The Pros From Dover

You know, I’m as big a fan of blog triumphalism as anyone, and as much a believer as the next guy that blogging has unleashed this vast array of heretofore unknown talent which will save the world or something like it.

And then I read something like this analysis (here’s a Word download, for you non-Atlantic subscribers – and you ought to subscribe, you know!) of the current state of the Democratic Party by Marc Cooper in the Atlantic and realize there’s a reason why he writes about politics as his day job and I do it as a hobby.

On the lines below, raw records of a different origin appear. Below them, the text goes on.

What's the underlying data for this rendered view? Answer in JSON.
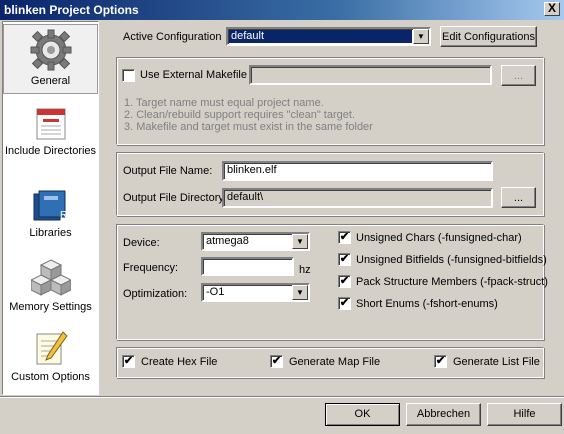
{
  "window": {
    "title": "blinken Project Options",
    "close_glyph": "X"
  },
  "sidebar": {
    "items": [
      {
        "label": "General",
        "icon": "gear-icon"
      },
      {
        "label": "Include Directories",
        "icon": "include-directories-icon"
      },
      {
        "label": "Libraries",
        "icon": "libraries-icon"
      },
      {
        "label": "Memory Settings",
        "icon": "memory-settings-icon"
      },
      {
        "label": "Custom Options",
        "icon": "custom-options-icon"
      }
    ]
  },
  "config": {
    "active_label": "Active Configuration",
    "active_value": "default",
    "edit_button": "Edit Configurations"
  },
  "makefile": {
    "checkbox_label": "Use External Makefile",
    "checked": false,
    "path_value": "",
    "browse_button": "...",
    "notes": [
      "1. Target name must equal project name.",
      "2. Clean/rebuild support requires \"clean\" target.",
      "3. Makefile and target must exist in the same folder"
    ]
  },
  "output": {
    "file_name_label": "Output File Name:",
    "file_name_value": "blinken.elf",
    "directory_label": "Output File Directory:",
    "directory_value": "default\\",
    "browse_button": "..."
  },
  "device": {
    "device_label": "Device:",
    "device_value": "atmega8",
    "frequency_label": "Frequency:",
    "frequency_value": "",
    "frequency_unit": "hz",
    "optimization_label": "Optimization:",
    "optimization_value": "-O1"
  },
  "compiler_flags": [
    {
      "label": "Unsigned Chars (-funsigned-char)",
      "checked": true
    },
    {
      "label": "Unsigned Bitfields (-funsigned-bitfields)",
      "checked": true
    },
    {
      "label": "Pack Structure Members (-fpack-struct)",
      "checked": true
    },
    {
      "label": "Short Enums (-fshort-enums)",
      "checked": true
    }
  ],
  "outputs": {
    "hex_label": "Create Hex File",
    "map_label": "Generate Map File",
    "list_label": "Generate List File"
  },
  "check_glyph": "✔",
  "dropdown_glyph": "▼",
  "buttons": {
    "ok": "OK",
    "cancel": "Abbrechen",
    "help": "Hilfe"
  }
}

America, now more than ever, needs a vibrant, viable, progressive alternative. The challenge to liberals, then, isn’t to reify their differences with a mythical red America and its strict daddies but, rather, to find common ground. Perhaps they ought to start by taking their own sermons about diversity a good deal more seriously. Diversity should be much, much more than a code word for racial affirmative action. It also entails, as Potter and Heath argue, “[making] peace with mass society” and learning to live with what the philosopher John Rawls called “the fact of pluralism.” Modern America is large and, yes, diverse enough that it’s absolute folly to think some sort of progressive or nurturant world view can—or should—become majoritarian. Who would want that sort of conformity in any case? “We need to learn to live with disagreement—not just superficial disagreement, but deep disagreement, about the things that matter most to us,” Heath and Potter conclude.

The trick of effective politics—as opposed to thinly disguised self-affirming psychotherapy and aesthetically gratifying rebel poses—is precisely to unite people with different views, values, and families around programs, candidates, and campaigns on which they can reach some consensus, however minimal. Before liberals and progressives dash out with their new vocabulary to try to convince others of the righteousness of their values, they might consider spending some time listening to others instead.

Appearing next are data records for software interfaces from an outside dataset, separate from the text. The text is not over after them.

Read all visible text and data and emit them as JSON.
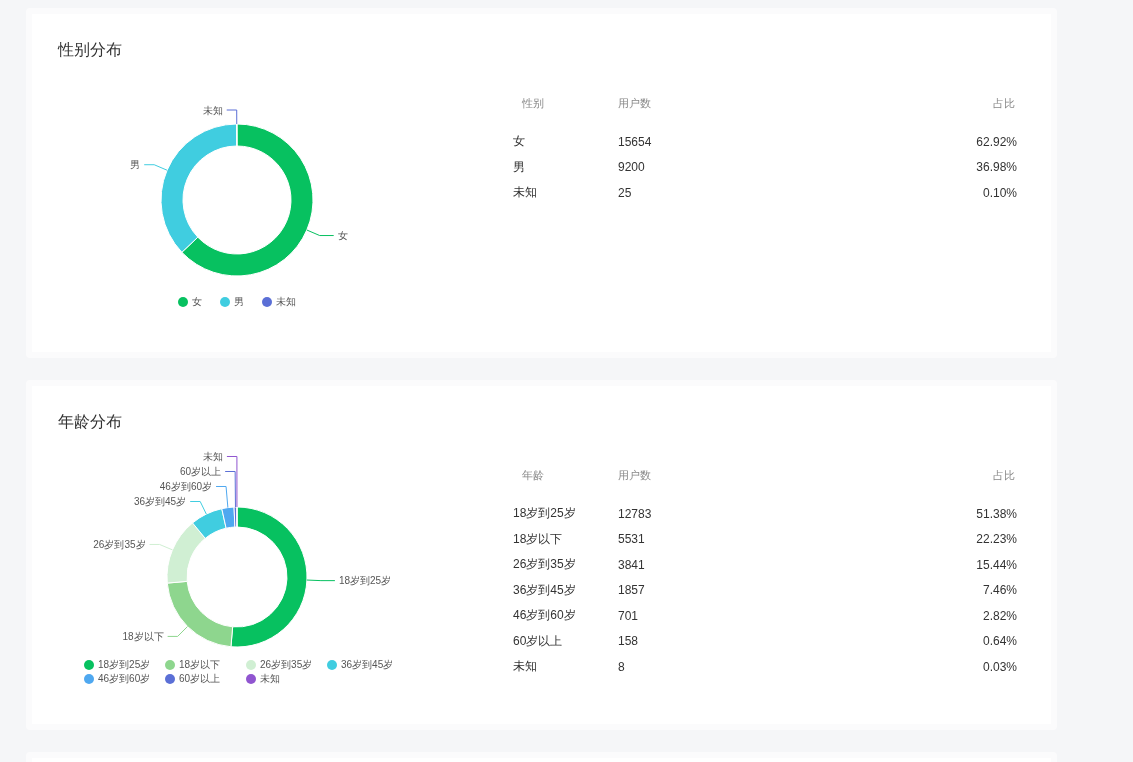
{
  "sections": [
    {
      "title": "性别分布",
      "chart_data": {
        "type": "donut",
        "categories": [
          "女",
          "男",
          "未知"
        ],
        "values": [
          62.92,
          36.98,
          0.1
        ],
        "colors": [
          "#07c160",
          "#40cde0",
          "#5b6fd6"
        ]
      },
      "legend": [
        {
          "label": "女",
          "color": "#07c160"
        },
        {
          "label": "男",
          "color": "#40cde0"
        },
        {
          "label": "未知",
          "color": "#5b6fd6"
        }
      ],
      "table": {
        "columns": [
          "性别",
          "用户数",
          "占比"
        ],
        "rows": [
          [
            "女",
            "15654",
            "62.92%"
          ],
          [
            "男",
            "9200",
            "36.98%"
          ],
          [
            "未知",
            "25",
            "0.10%"
          ]
        ]
      }
    },
    {
      "title": "年龄分布",
      "chart_data": {
        "type": "donut",
        "categories": [
          "18岁到25岁",
          "18岁以下",
          "26岁到35岁",
          "36岁到45岁",
          "46岁到60岁",
          "60岁以上",
          "未知"
        ],
        "values": [
          51.38,
          22.23,
          15.44,
          7.46,
          2.82,
          0.64,
          0.03
        ],
        "colors": [
          "#07c160",
          "#8ed68e",
          "#d0efd3",
          "#40cde0",
          "#4fa8f0",
          "#5b6fd6",
          "#9055d0"
        ]
      },
      "legend": [
        {
          "label": "18岁到25岁",
          "color": "#07c160"
        },
        {
          "label": "18岁以下",
          "color": "#8ed68e"
        },
        {
          "label": "26岁到35岁",
          "color": "#d0efd3"
        },
        {
          "label": "36岁到45岁",
          "color": "#40cde0"
        },
        {
          "label": "46岁到60岁",
          "color": "#4fa8f0"
        },
        {
          "label": "60岁以上",
          "color": "#5b6fd6"
        },
        {
          "label": "未知",
          "color": "#9055d0"
        }
      ],
      "table": {
        "columns": [
          "年龄",
          "用户数",
          "占比"
        ],
        "rows": [
          [
            "18岁到25岁",
            "12783",
            "51.38%"
          ],
          [
            "18岁以下",
            "5531",
            "22.23%"
          ],
          [
            "26岁到35岁",
            "3841",
            "15.44%"
          ],
          [
            "36岁到45岁",
            "1857",
            "7.46%"
          ],
          [
            "46岁到60岁",
            "701",
            "2.82%"
          ],
          [
            "60岁以上",
            "158",
            "0.64%"
          ],
          [
            "未知",
            "8",
            "0.03%"
          ]
        ]
      }
    }
  ]
}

I’d started a review of Lakoff’s thin little self-affirmation, and put it aside as the only responses I could muster were so negative that they were embarrassing.

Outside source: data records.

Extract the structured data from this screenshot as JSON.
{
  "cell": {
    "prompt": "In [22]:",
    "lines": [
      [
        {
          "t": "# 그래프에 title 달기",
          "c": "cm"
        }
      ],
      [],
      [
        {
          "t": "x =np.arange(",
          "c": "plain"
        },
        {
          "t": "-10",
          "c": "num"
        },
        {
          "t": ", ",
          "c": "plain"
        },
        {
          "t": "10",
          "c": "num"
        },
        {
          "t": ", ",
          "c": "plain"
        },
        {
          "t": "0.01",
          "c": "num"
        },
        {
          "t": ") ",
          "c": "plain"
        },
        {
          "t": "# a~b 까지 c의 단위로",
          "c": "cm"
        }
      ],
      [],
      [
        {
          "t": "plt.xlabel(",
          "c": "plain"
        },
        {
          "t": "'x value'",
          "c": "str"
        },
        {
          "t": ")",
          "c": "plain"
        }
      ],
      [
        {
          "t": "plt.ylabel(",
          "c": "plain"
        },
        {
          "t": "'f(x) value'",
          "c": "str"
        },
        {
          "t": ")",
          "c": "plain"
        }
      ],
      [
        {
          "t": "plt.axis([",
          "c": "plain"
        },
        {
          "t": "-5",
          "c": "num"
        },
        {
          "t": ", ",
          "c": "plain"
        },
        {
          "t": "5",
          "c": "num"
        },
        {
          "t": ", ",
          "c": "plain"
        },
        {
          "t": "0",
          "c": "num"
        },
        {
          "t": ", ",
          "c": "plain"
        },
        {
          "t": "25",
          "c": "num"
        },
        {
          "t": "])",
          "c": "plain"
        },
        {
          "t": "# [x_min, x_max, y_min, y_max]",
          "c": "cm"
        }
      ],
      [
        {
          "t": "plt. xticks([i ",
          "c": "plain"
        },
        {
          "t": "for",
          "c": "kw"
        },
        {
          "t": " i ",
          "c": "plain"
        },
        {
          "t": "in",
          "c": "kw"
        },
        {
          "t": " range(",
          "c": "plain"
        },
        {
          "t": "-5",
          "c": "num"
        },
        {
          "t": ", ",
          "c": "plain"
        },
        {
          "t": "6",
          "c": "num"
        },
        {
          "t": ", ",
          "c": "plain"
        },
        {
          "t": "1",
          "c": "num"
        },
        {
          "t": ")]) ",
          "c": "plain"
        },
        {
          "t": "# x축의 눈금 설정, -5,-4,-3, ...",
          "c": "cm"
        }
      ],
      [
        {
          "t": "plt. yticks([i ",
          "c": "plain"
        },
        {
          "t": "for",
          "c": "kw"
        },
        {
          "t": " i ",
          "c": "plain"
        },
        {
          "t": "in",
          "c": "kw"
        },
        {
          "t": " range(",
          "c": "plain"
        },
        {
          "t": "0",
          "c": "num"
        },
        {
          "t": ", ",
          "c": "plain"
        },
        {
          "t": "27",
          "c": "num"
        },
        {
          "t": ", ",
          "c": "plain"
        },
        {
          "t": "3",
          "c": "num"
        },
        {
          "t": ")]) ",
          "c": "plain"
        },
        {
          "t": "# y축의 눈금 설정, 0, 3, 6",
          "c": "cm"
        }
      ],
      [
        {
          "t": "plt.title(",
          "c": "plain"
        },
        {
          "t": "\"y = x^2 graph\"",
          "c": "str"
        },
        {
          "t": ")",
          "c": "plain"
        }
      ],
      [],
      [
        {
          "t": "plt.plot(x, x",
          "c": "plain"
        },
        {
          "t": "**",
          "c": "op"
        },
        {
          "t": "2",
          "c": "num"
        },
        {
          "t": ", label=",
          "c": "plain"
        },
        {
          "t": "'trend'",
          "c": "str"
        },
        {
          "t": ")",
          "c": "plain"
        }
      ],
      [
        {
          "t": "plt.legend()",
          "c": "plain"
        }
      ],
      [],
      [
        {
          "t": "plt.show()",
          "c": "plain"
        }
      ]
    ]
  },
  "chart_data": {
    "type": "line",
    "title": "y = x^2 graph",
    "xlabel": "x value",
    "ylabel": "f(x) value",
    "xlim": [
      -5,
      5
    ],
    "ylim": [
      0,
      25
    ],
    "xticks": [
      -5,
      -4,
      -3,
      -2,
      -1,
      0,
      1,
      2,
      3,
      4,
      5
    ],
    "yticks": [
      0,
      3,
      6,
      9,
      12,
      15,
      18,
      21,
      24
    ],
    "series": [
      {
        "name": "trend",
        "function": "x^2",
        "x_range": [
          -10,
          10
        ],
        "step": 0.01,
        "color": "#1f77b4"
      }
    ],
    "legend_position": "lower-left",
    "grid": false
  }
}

Cooper has thicker skin:

Much more than an offering of serious political strategy, Don’t Think of an Elephant! is a feel-good self-help book for a stratum of despairing liberals who just can’t believe how their commonsense message has been misunderstood by the eternally deceived masses. Liberal values are American values, they say, but somehow Americans just keep getting tricked—by Fox News, Sinclair Broadcasting, AM talk radio, conservative think tanks—into thinking and voting against their own interests.

Go read the whole thing.

They Pull You Back In…

I’m a weak human being; I had walked away from ill-informed academic Juan Cole, assuming that there was nothing he could say that would make me think any less of his views.

In fact, this doesn’t really make me think less of him, but it does highlight the difference in our views of the world.

Update: Al-Jazeerah is reporting that the Lebanese Opposition is now calling for the big demonstrations at Martyrs’ Square to continue until all Syrian troops leave Lebanese soil.

You wonder what would happen if the Palestinians in the West Bank and Gaza tried the same thing re: Ariel Sharon’s military occupation that they face. They’d be crushed by the jackboot (with convenient allegations that they were a front for terrorism).

This is just risible.
No democratic government – no liberal government – since World War II has been able to withstand peaceful demonstrations for community or national rights. The will to oppress just isn’t deep enough.

It wasn’t the North Vietnamese military that ended the war; it was the monks who killed themselves protesting the regime(s) in South Vietnam that we were supporting and inspired the demonstrations here in the US and in Europe.

It wasn’t the violence of the Sepoy Revolt that freed India, but the Salt March. And in fact, had there been a reprise of the Sepoy Revolt and the slaughter of English colonial bureaucrats and their families, India’s freedom would doubtless have been delayed.

I do not for a moment believe that a democratic Israel could have maintained the occupation of the West Bank and Gaza in the face of a determined, pacifistic Palestinian movement.

Among other things, the level of moral and political maturity necessary for the Palestinians to create and sustain such a movement suggests that there is some political readiness to actually govern in some way that does not involve a lot of murders in the dead of night.

Cole is so convinced of the evil of the Israeli government and people that he can’t imagine that; to him, they stand as peers to the B’aath dictators who shelled Hama and executed the civilian population – Cole cites 10,000 dead, but virtually all the accounts I have found suggest that the number was between 20,000 and 40,000.

And there’s the gap. Let’s do a thought experiment…

Imagine if you would a Middle East in which, say, Syria enjoyed the military advantage currently enjoyed by Israel. Give them air superiority, a high-tech army, and heck, you can even toss in nuclear weapons. Ask yourself what the Middle East would look like?

If you think it would look anything like it does today, you might want to go stand next to Professor Cole. I’ll be on the other side of the room.